A lanky forward with a great shooting touch, Zender anchored the Edina basketball teams that won three consecutive state championships. The first high school athlete ever to appear at Dunkers, Zender surprised many local basketball fans when he chose to attend college at Kansas State University.
Game 160 | May 16, 1968 | Jim "Catfish" Hunter
Eight days earlier, Hunter, a future Hall of Famer, threw a perfect-game no hitter against the Twins in Oakland. It was the first perfect game in the American League since 1922. Hunter won 224 games for Oakland and New York over his 15-year major league career: Upon his induction to the Hall of Fame, he said he enjoyed his time with Oakland and New York equally and chose to be depicted without either team's insignia.
(LtoR) Howard Fox, Jim "Catfish" Hunter, Vic Root (physician)
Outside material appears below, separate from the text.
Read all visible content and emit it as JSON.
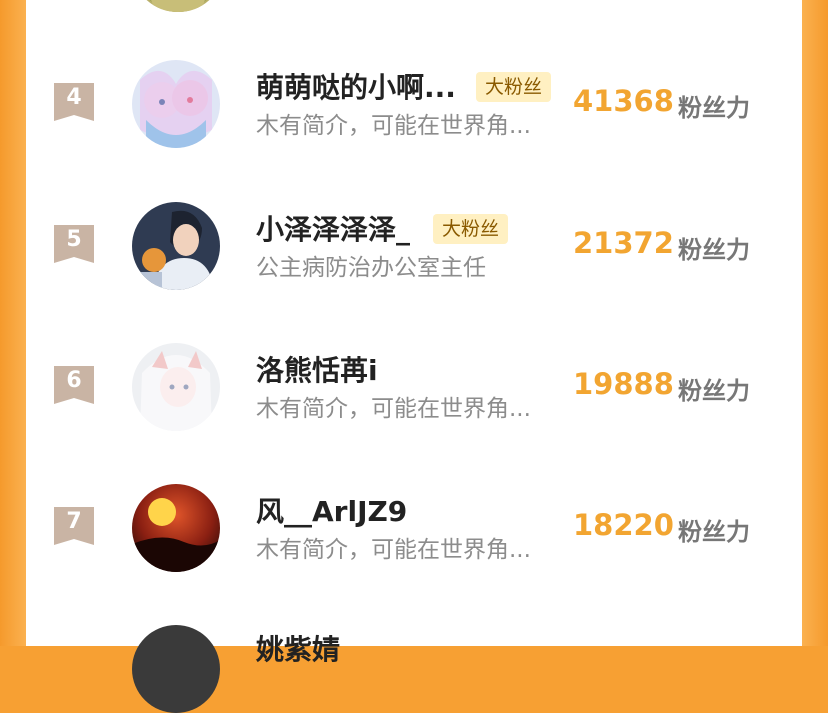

Game 161 | June 9, 1968 | Frank Howard
An All-American in both basketball and football at Ohio State, Howard was one of the most intimidating players in major league baseball history. Standing 6-8 and weighing close to 300 pounds, he was the National League Rookie of the Year with the Los Angeles Dodgers in 1960. Traded to Washington before the 1965 season, over the next seven years he hit 237 home runs, the most by any player in Washington team history. In one week in May, just two weeks before his Dunkers appearance, he hit an astonishing 10 home runs in 20 at-bats.
Game 162 | September 11, 1968 | Graig Nettles, Loral Armstrong Delaney
Hailed as possibly the "next Harmon Killebrew," Nettles managed only 12 home runs while playing third base with the Twins from 1967 to 1969. He hit 378 more while playing for Cleveland, New York, San Diego, Atlanta and Montreal. Of his Yankee experience he wrote, "When I was a little boy, I wanted to be a baseball player and join the circus. With the Yankees, I accomplished both." Delaney, from Anoka, Minnesota, won numerous state and national shooting championships and was named a National Trapshooting All-American 14 times between 1966 and 1981.
Game 163 | October 1, 1968 | Karl Kassulke, Charley West, Paul Krause
This meeting featured three-fourths of the Vikings defensive secondary. Krause, a safety inducted into the Pro Football Hall of Fame in 1998, still holds the NFL record with 81 career interceptions. Kassulke played 10 seasons with the Vikings and suffered a motorcycle accident on the way to training camp in 1973 that left him paralyzed from the waist down. West was a starter for the Vikings from 1968 to 1973 and was also one of the top punt returners in the league.
(LtoR) Standing: Max Winter, Paul Krause, Bill Boyer (physician); Sitting: Charley West, Karl Kassulke
Game 164 | October 30, 1968 | Clarence Campbell
A mere eight years after he told Dunkers to be patient for an NHL expansion team, Commissioner Campbell returned to Minnesota to watch the Minnesota North Stars open their 1968 season. He was to serve as NHL commissioner for another nine years before he was succeeded by John Ziegler.
Game 165 | November 22, 1968 | Nancy Greene
Named Canada's Female Athlete of the 20th Century, Nancy Greene appeared after winning a gold in the giant slalom and a silver in the slalom in the Winter Olympics at Grenoble, Switzerland. She and her husband were instrumental in developing the Whistler-Blackcomb Resort in British Columbia, which will host the 2010 Winter Olympics.
Game 166 | December 12, 1968 | Denny McClain, Billy Martin
In winning both the Cy Young Award and the American League MVP Award in 1968, McLain had one of the most impressive seasons in modern baseball history. He finished with a record of 31-6 and became the first major league pitcher since Dizzy Dean to win 30 or more games in a season. He won the Cy Young Award again in 1969, but a combination of arm trouble and allegations of bookmaking and associating with gamblers and other underground characters shortened his 10-year major league career. With Cal Ermer fired, Martin was given his first major league managing job, and he made the most of it. The Twins, reflecting Martin's fiery personality, won the American League West and lost to Baltimore in the champion-ship series. Despite his success on the field, Martin proved to be a headache for owner Calvin Griffith, who fired Martin at the end of the season.
(LtoR) Billy Martin, Larry Haeg (physician), Denny McClain